On May 16, 1963, NASA astronaut L. Gordon Cooper, Jr. was in a fairly tight spot. Cooper was the only crew member aboard Faith 7 an orbital spacecraft hauled up by an Atlas LV-3B rocket as part of the space mission Mercury Atlas 9 ̵
1; the first and only one-day mission in the Mercury program.
During much of Cooper's time in space, orbiting the Earth nearly two dozen times over a day and a half, the mission was straightforward. However, as the time to reenter approached, problems arose. On the 20th orbit, Cooper lost height measurements, and on the 21st orbit, a short circuit failed the automatic stabilization and control systems without power. In addition to the electromechanical errors, the carbon dioxide level in the cabin and its spacesuit increased.
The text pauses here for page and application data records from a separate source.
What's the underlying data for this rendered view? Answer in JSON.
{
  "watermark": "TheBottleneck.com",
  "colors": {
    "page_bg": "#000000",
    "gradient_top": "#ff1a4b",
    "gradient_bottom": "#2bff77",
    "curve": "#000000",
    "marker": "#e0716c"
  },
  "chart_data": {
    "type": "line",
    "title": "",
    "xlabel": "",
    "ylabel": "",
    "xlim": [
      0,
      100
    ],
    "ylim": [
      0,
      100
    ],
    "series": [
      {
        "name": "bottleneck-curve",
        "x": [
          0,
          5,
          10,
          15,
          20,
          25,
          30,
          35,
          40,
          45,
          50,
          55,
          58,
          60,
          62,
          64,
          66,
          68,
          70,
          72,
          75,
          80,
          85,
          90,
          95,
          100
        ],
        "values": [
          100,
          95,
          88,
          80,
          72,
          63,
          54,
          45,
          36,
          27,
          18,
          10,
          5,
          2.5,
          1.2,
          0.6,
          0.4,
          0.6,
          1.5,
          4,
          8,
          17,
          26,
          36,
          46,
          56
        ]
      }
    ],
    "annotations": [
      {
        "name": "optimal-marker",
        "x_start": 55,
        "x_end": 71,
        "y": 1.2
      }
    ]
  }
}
Cooper kept his wits and used his wristwatch to time control his manual control of retrorockets, his knowledge of astronomy, to use the stars as reference points, and to use a grease pen to draw lines on the window of the capsule To connect with the constellations during the flight, he made an absolutely beautiful landing in the textbook. Under Cooper's expert handling, Faith 7 splashed 4 miles from the world class salvage ship, the USS Kearsarge into the ocean. This landing was the most accurate capsule landing in NASA history, despite the lack of automatic controls.
Cooper's cool flight marked the last Mercury mission and the last manned mission until the launch of Gemini 3 in the spring of 1965.